Association of gender and lowest hematocrit on cardiopulmonary bypass with acute kidney injury and operative mortality in patients undergoing cardiac surgery.

Published

Journal Article

BACKGROUND: Nadir hematocrit on cardiopulmonary bypass (CPB) is a known risk factor for worse outcomes after cardiac surgery. Whether women, because of lower nadir hematocrit on CPB, are more prone to worse outcomes than men after cardiac surgery remains unknown. METHODS: We evaluated 13,734 patients (31.3% women) undergoing cardiac surgery (6/1/2001 to 06/30/2011) to study the association of hematocrit on CPB and gender with postoperative acute kidney injury (AKI) stage 2-3 (increase in creatinine at least twice the baseline), and operative mortality. RESULTS: Women were older (68 ± 12 vs 65 ± 12 years, p < 0.001), with more comorbidities. Baseline (37.4% ± 4.4% vs 39.8% ± 4.6%, p < 0.001) and nadir (24.5% ± 3.5% vs 27.4% ± 3.6%, p < 0.001) hematocrit were lower, whereas the hematocrit drop on CPB (baseline and nadir) was greater in women (12.9% ± 4.35 vs 12.4% ± 4.2%, p < 0.001). Observed AKI stage 2-3 and mortality rates were significantly higher in women than in men (5.8% vs 4.9%, p = 0.025 and 4.3% vs 3.4%, p = 0.009, respectively). While nadir hematocrit was inversely related to AKI stage 2-3 and death in both genders, the subgroup of patients with severe hemodilution (nadir hematocrit ≤ 22%) demonstrated a nonsignificant higher rate of AKI stage 2-3 in men (9.2% vs 7.8%) and a significant higher mortality in men (11% vs 7.6%) compared with women. CONCLUSIONS: Both men and women undergoing cardiac surgery on CPB were prone to the deleterious effects of hemodilution on renal function and death. Yet, despite greater hemodilution, women had a lower relative risk of AKI and death than men at lower nadir hematocrit values on CPB suggesting better tolerance to hemodilution in women.

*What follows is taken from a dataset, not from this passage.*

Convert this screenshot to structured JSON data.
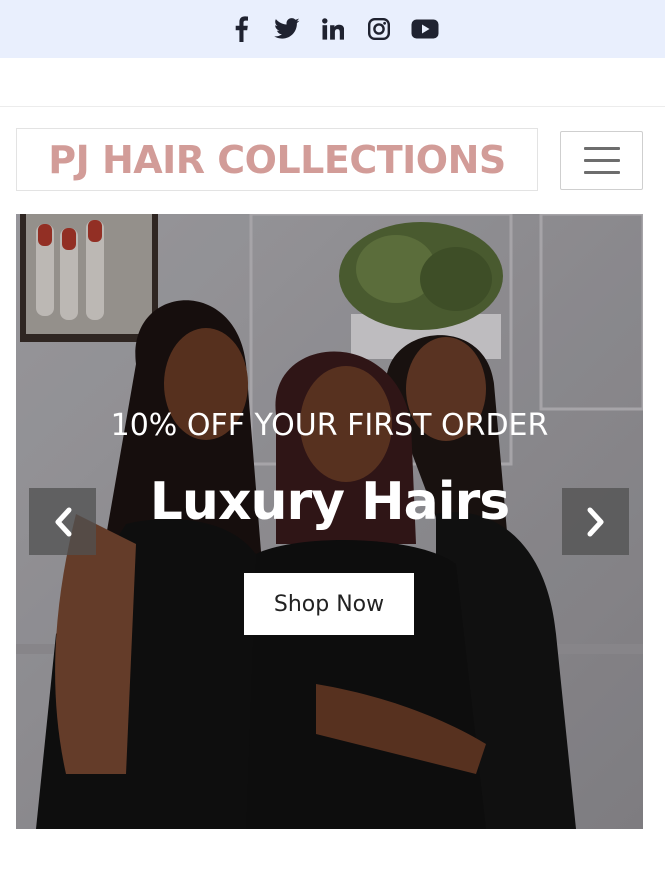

Full Text

Duke Authors

Cited Authors

  • Mehta, RH; Castelvecchio, S; Ballotta, A; Frigiola, A; Bossone, E; Ranucci, M

Published Date

  • July 2013

Published In

Volume / Issue

  • 96 / 1

Start / End Page

  • 133 - 140

PubMed ID

  • 23673070

Pubmed Central ID

  • 23673070

Electronic International Standard Serial Number (EISSN)

  • 1552-6259

International Standard Serial Number (ISSN)

  • 0003-4975

Digital Object Identifier (DOI)

  • 10.1016/j.athoracsur.2013.03.033

Language

  • eng